:: Requirement ::
Your task is to find every line of the listing that includes "JSON" and copy it.

:: Data extracts ::
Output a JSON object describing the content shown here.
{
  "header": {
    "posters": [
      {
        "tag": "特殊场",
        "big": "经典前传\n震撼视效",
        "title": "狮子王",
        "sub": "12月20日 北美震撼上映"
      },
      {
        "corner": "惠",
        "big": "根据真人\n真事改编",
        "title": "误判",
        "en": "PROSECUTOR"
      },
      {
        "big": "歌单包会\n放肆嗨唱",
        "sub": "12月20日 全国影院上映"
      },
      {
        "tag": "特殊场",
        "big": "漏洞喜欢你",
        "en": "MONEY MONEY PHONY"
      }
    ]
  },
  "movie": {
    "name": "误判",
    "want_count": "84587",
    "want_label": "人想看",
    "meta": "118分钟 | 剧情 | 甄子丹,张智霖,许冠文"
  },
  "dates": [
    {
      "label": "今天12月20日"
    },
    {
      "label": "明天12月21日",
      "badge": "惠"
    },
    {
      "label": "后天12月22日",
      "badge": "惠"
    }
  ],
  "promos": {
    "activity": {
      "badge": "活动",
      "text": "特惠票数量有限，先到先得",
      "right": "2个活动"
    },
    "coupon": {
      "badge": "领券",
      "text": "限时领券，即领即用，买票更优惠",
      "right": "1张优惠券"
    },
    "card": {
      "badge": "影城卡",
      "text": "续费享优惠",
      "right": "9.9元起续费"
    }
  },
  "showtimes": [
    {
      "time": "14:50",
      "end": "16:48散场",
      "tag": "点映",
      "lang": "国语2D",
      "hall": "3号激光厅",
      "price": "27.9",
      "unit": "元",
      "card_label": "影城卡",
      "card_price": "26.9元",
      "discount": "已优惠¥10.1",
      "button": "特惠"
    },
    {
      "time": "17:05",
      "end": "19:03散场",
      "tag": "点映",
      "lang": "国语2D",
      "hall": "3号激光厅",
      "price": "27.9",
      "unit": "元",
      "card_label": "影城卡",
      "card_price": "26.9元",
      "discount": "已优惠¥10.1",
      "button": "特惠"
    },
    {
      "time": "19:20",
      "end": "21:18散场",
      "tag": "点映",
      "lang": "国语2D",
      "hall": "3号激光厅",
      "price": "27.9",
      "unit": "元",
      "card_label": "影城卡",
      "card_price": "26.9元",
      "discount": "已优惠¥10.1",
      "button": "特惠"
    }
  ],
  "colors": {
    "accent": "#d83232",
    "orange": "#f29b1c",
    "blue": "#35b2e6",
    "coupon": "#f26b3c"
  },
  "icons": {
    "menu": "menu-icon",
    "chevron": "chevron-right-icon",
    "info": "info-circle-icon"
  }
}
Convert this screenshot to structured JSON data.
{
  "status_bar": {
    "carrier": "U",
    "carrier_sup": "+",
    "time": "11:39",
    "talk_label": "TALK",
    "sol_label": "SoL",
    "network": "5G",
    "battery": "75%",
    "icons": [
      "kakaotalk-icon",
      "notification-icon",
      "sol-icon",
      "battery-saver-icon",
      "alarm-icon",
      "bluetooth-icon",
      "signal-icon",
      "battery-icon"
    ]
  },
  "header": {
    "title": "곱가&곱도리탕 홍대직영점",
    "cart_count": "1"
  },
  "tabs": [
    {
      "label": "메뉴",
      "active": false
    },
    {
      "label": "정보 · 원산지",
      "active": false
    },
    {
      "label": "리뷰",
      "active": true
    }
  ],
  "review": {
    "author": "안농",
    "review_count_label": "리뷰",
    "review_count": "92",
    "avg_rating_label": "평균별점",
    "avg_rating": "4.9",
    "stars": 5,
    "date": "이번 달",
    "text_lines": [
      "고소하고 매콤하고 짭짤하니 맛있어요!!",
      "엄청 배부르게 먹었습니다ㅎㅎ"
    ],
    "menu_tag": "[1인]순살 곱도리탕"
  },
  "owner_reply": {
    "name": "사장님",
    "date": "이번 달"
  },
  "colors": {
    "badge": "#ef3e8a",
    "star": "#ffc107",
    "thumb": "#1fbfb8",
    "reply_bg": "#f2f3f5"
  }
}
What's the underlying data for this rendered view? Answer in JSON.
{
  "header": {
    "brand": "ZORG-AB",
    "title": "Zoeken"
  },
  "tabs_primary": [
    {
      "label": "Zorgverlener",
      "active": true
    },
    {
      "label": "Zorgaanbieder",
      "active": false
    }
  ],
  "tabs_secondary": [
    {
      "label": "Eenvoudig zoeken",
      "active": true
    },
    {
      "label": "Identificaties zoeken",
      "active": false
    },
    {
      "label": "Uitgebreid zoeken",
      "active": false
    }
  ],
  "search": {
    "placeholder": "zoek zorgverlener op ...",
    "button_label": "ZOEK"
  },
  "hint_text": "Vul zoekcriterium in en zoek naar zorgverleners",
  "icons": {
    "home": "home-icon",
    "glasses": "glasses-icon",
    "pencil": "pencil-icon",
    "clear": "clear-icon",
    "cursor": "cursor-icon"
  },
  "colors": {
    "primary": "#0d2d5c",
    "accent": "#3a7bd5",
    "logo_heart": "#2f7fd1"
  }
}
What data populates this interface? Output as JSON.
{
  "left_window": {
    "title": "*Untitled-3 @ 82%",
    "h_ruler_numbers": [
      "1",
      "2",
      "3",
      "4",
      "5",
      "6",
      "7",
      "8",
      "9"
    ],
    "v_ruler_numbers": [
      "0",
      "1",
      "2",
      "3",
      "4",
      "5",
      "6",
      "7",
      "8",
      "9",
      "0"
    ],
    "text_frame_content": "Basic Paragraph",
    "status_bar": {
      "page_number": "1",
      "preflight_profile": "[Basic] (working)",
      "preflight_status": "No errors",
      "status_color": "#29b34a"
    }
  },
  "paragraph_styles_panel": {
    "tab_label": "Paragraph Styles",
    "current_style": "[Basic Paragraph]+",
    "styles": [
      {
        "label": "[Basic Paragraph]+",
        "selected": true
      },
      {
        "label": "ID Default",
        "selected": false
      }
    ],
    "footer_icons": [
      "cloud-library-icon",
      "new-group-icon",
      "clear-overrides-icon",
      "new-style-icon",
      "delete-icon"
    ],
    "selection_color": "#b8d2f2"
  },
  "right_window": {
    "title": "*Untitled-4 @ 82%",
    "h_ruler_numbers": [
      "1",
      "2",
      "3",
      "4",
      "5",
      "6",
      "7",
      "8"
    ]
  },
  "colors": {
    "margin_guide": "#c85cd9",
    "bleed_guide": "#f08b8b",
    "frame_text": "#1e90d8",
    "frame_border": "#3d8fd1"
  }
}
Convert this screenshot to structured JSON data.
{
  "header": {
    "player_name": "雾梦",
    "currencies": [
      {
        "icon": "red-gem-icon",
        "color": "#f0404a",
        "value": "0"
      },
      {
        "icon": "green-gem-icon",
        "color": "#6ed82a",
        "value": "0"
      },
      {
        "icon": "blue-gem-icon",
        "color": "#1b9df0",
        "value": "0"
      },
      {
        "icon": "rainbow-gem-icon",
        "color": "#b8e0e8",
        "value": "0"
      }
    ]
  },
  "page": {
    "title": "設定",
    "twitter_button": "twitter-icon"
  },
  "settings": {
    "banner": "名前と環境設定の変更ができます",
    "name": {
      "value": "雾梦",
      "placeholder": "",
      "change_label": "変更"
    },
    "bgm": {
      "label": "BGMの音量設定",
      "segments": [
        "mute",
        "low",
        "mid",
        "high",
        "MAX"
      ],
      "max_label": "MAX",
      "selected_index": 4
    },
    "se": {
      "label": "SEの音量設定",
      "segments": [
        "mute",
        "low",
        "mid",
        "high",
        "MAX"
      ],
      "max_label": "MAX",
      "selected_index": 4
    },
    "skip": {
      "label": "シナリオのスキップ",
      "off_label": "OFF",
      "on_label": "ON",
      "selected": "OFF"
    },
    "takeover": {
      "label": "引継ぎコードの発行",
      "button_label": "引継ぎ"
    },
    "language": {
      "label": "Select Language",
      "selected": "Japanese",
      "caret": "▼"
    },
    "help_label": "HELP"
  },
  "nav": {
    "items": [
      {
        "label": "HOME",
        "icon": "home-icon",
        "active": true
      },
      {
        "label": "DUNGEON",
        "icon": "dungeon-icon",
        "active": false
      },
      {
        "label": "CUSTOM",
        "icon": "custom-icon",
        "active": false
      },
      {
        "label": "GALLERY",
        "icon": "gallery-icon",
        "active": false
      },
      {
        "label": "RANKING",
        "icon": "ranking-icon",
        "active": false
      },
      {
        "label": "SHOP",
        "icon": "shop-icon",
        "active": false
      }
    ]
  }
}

:: Output for this exercise ::
Output a JSON object describing the content shown here.
Convert this screenshot to structured JSON data.
What's the underlying data for this rendered view? Answer in JSON.
What data populates this interface? Output as JSON.
Convert this screenshot to structured JSON data.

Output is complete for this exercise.